UG fights Auditor-General
The Council of the University of Ghana (UG) has petitioned the Minister of Education against threats by the Auditor-General, Daniel Yaw Domelevo, to forcibly terminate post-retirement contracts of 212 staff of the university, as well as other public universities.
According to the Council, if the Auditor-General is allowed to carry through with his threats, it would greatly affect the dwindling staff strength, which has over the years not been able to match the ever increasing enrollment of students and the introduction of new academic programmes.
The university is said to be under-staffed and government has not given it financial clearance to recruit new lecturers.
It is against this backdrop that the university has decided to retain the contracts of retired lecturers who are below 65 years.
“If post-retirement contracts are forcefully terminated now, as threatened by the Auditor-General, this would create crisis in the University of Ghana and indeed the rest of the public universities. This would be compounded very soon when student numbers soar as a result of the free SHS, and the introduction of the double-track system at the Senior High School level,” the letter signed by the Vice Chancellor of UG, Prof. Ebenezer Oduro Owusu, said.
The Auditor-General, in March this year, observed that most government officials had been given contracts, which he said had led to the blocking of promotions of otherwise deserving officers and preventing the employment of fresh graduates coming out of school.
He said the situation is not conducive for good governance, adding that it’s putting financial burden on government as beneficiaries receive double income as pensioners and salaried workers.
He subsequently threatened to terminate the post-retirement contracts as a remedy to the situation.
But the Council of the University of Ghana has appealed to the Education Minister to intervene to resolve the problem, as it has nothing to do with creating jobs for retired lecturers but a strategy for “dealing with the huge deficit in the country’s human resource capacity at the tertiary level.”
“Senior academics/scholars on post-retirement contracts bring along with them invaluable experience and extensive network of established international scholars and reputable institutions who collaborate with them and facilitate access to much-needed external grants and fellowships.”
“It’s imperative for the university to take such wealth, which has been built over the years at this critical stage of our institutional development,” it indicated.
It added that senior scholars also play an essential role in mentoring young faculty, and provide quality assurance for the diverse processes of knowledge building and dissemination.
The petition also touched on the deficit in lecturers in the University of Ghana as a result of increasing numbers in enrollment, as well as introduction of new academic programmes.
“Over the years, staff strength at the University has not matched the ever-increasing enrollment of students and introduction of new academic programmes, despite our best efforts at recruiting well qualified young staff with doctorate degrees.

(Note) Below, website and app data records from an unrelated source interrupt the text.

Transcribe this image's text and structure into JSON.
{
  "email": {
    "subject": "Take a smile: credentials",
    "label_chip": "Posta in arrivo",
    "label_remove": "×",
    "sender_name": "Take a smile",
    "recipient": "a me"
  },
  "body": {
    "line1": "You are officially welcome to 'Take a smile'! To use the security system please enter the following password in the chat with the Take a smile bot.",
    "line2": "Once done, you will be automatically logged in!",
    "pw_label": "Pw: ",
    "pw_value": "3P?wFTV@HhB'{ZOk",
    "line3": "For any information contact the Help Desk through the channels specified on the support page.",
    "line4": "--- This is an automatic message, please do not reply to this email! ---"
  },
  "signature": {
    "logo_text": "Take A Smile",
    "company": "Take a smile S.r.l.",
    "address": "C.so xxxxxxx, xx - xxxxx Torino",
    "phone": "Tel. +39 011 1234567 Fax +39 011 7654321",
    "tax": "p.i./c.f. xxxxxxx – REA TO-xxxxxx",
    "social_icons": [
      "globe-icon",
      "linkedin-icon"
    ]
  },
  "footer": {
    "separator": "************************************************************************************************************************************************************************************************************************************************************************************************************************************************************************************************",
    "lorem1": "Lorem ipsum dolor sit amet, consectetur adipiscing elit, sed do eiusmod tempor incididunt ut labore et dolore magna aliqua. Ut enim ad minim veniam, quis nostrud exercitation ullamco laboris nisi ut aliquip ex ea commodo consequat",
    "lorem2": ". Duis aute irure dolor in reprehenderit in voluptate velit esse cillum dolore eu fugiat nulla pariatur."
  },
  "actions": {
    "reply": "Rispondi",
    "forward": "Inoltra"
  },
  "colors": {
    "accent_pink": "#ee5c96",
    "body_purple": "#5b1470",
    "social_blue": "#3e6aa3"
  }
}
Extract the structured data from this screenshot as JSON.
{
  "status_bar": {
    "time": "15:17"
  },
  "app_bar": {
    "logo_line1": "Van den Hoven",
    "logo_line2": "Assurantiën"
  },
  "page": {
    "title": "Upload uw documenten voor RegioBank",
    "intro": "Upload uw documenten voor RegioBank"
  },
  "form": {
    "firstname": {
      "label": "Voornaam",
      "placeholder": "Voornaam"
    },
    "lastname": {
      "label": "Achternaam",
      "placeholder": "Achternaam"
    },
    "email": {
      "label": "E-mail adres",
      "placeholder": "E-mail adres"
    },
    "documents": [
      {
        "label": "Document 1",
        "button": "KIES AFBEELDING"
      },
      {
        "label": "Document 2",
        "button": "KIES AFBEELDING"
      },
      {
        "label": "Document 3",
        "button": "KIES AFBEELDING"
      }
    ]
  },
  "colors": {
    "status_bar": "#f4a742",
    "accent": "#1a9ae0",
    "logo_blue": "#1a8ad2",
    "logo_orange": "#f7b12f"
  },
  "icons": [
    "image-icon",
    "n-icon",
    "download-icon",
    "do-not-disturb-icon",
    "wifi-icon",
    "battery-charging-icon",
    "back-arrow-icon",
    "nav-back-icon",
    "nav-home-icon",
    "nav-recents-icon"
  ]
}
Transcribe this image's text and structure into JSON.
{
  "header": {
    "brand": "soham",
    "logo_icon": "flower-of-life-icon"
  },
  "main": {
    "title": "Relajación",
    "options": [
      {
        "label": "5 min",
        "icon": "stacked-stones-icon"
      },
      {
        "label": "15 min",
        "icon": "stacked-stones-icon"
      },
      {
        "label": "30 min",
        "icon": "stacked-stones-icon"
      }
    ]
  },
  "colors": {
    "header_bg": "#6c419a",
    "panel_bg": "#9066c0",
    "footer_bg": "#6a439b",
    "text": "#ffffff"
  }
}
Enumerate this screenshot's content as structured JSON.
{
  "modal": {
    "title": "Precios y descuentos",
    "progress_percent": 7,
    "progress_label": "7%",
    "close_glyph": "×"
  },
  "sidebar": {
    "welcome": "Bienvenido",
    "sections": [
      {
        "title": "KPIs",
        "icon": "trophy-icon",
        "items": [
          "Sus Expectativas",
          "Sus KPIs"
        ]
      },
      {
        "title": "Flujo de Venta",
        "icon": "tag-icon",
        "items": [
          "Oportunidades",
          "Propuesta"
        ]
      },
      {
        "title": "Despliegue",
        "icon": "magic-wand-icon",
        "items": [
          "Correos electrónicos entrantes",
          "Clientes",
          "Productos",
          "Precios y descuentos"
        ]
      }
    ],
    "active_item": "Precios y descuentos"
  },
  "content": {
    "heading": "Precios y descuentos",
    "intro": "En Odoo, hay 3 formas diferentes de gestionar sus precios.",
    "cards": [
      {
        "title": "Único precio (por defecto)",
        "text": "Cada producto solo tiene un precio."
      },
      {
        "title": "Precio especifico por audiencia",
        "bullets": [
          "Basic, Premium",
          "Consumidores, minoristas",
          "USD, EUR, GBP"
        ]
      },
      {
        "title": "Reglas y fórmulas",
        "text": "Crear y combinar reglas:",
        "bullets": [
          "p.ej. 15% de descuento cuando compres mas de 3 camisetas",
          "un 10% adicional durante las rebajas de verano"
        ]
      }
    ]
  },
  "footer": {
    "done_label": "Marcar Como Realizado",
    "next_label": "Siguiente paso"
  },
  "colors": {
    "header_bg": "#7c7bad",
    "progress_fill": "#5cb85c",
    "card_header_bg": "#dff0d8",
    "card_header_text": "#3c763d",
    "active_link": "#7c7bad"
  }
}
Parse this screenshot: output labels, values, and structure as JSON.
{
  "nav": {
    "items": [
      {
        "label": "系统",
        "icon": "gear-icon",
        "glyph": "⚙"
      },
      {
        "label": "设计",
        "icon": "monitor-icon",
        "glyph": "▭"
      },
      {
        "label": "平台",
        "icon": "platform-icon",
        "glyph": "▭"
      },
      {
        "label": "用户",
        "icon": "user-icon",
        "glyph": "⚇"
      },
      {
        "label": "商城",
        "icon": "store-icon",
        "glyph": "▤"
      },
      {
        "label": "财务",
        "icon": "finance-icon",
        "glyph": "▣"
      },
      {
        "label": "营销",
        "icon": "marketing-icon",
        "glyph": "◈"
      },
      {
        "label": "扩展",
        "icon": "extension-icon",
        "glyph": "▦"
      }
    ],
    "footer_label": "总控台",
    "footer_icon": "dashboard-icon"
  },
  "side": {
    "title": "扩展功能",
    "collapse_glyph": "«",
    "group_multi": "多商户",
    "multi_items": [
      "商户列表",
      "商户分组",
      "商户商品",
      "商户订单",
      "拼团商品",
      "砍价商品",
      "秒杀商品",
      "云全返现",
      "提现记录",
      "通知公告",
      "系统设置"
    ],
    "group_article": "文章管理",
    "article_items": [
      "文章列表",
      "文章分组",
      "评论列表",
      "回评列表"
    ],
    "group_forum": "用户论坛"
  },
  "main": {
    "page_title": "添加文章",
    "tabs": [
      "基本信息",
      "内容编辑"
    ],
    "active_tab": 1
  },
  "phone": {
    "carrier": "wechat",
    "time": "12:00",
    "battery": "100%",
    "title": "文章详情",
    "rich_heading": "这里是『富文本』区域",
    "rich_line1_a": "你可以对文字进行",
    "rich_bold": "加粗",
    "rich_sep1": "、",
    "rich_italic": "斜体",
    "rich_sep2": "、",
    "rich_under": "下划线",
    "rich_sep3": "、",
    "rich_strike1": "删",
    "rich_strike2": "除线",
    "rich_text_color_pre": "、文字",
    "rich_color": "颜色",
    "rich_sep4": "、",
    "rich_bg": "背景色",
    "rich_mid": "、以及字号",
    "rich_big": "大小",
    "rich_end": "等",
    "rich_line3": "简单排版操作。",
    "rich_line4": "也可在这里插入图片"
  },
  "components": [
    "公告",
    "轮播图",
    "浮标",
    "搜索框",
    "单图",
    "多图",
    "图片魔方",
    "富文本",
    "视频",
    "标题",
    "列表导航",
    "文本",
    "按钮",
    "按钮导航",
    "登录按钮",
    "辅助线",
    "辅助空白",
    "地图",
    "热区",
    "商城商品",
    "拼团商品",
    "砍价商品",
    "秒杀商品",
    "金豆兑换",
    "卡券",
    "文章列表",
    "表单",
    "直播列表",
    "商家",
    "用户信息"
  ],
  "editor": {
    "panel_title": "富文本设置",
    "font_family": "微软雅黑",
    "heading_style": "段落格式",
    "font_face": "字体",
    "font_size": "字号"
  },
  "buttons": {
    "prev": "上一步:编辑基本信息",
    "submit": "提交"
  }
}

The situation has been aggravated by government policy that requires having financial clearance before recruiting new staff.”
The Council of the University of Ghana is, therefore, appealing to the Education Minister to intervene on behalf of the University to prevent the Auditor-General from terminating the contracts of post-retirement contract lecturers.
This, they claimed, has a long-term ramification for teaching and overall academic performance of the university and other public universities in the country.
The Auditor-General, lately, has been in the news for the wrong reasons, including engaging in procurement breaches in the purchase of vehicles running into several millions of Ghana cedis.